Commercialisation – I do struggle with the way in which Mothers’ Day (Mothering Sunday) has been hijacked commercially. Cards have to be sent, gifts have to be bought, meals with the family in restaurants are booked (when usually people spend the time differently). Again, don’t misunderstand me. I am not against showing people that you love them by sending cards and gifts. It’s just that it sits uneasily with me, especially when there are people (identified above) for whom this is a difficult time and everywhere they go there will be reminders.
All of this may lead you to think that I am against Mothering Sunday. No. Not at all. It’s just that it’s so difficult to prepare for when you have to take all of the above into account, and that’s alongside the intention to prepare a service in which people can worship and encounter God, and a sermon through which God can speak. The beauty is that when I have got it right, it has been a very special time.
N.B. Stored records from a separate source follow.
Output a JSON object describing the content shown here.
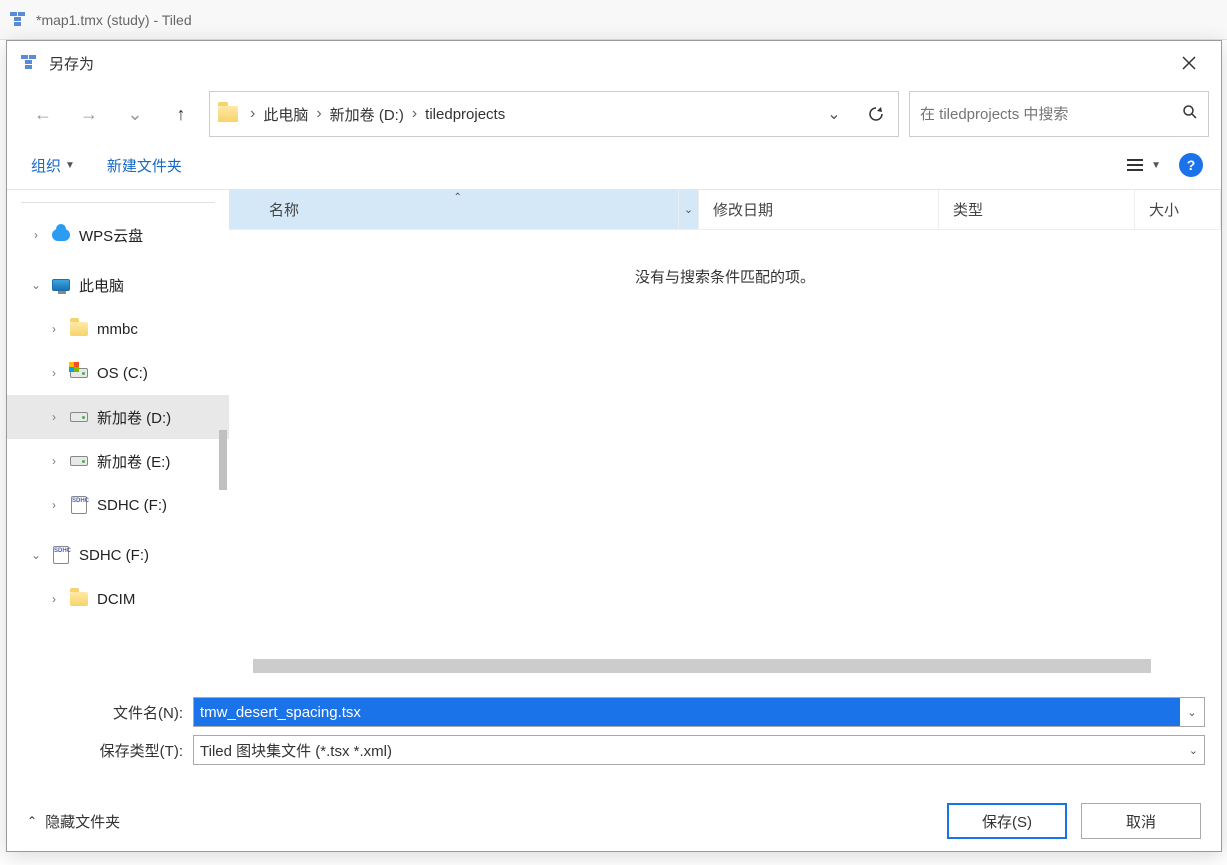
{
  "app": {
    "title": "*map1.tmx (study) - Tiled"
  },
  "dialog": {
    "title": "另存为",
    "path": {
      "seg1": "此电脑",
      "seg2": "新加卷 (D:)",
      "seg3": "tiledprojects"
    },
    "search": {
      "placeholder": "在 tiledprojects 中搜索"
    },
    "toolbar": {
      "organize": "组织",
      "newfolder": "新建文件夹"
    },
    "columns": {
      "name": "名称",
      "date": "修改日期",
      "type": "类型",
      "size": "大小"
    },
    "empty": "没有与搜索条件匹配的项。",
    "fields": {
      "filename_label": "文件名(N):",
      "filename_value": "tmw_desert_spacing.tsx",
      "filetype_label": "保存类型(T):",
      "filetype_value": "Tiled 图块集文件 (*.tsx *.xml)"
    },
    "footer": {
      "hide": "隐藏文件夹",
      "save": "保存(S)",
      "cancel": "取消"
    }
  },
  "tree": {
    "wps": "WPS云盘",
    "thispc": "此电脑",
    "mmbc": "mmbc",
    "osc": "OS (C:)",
    "d": "新加卷 (D:)",
    "e": "新加卷 (E:)",
    "sdhc_f": "SDHC (F:)",
    "sdhc_f2": "SDHC (F:)",
    "dcim": "DCIM"
  }
}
For me it starts with preparing a service in which people can worship and encounter God and a sermon through which God can speak. But then it’s entirely right to take into consideration the issues I have mentioned above.
I think it is important that we encourage people to be who they are in church, not putting on a pretend, happy face when inside we are weeping. It is important that we bring all of our lives and experiences with us into church and seek God’s Spirit to minister to them, not leaving the difficult items at the door to be collected (unchanged) on the way out. Prayers can be inclusive, allowing time and space for the pain and hurt to be expressed to God alongside the thankfulness. If I was doing it again I would probably still want to make a gift to a charity working to support bereaved parents, but it would be alongside not instead of existing traditions if they were helpful to people.
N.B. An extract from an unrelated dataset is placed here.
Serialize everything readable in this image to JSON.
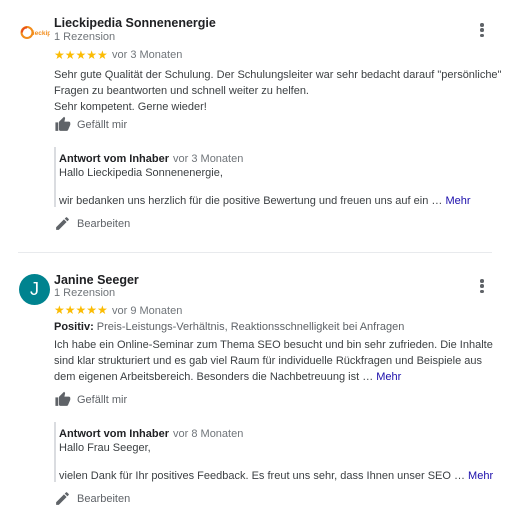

Exploring the nature of God (including in the feminine) is something worth doing, and worth doing well. One of the moments that I think worked well was when we got some people up to have a ‘dandling’ competition using some of the dolls from the crèche, coming from this image in Isaiah 66:12-13:
‘I will extend peace to her like a river,
and the wealth of nations like a flooding stream;
you will feed and be carried on her arm
and dandled on her knees.
As a mother comforts her child,
so will I comfort you;
and you will be comforted over Jerusalem.’
(If you don’t know, dandling is playfully bouncing a child up and down on your knee.) The congregation voted for the best dandling and then we explored what it meant that God’s people (Israel in the Old Testament) are described as dandling – playful, secure, comforting, loving… and how that might be true of us.
I hope that, whatever Mothering Sunday means to you, it will also bring with it a greater awareness of God’s love, compassion, protection, joy, pride, enthusiasm and, yes, dandling into your life.
Be blessed, be a blessing.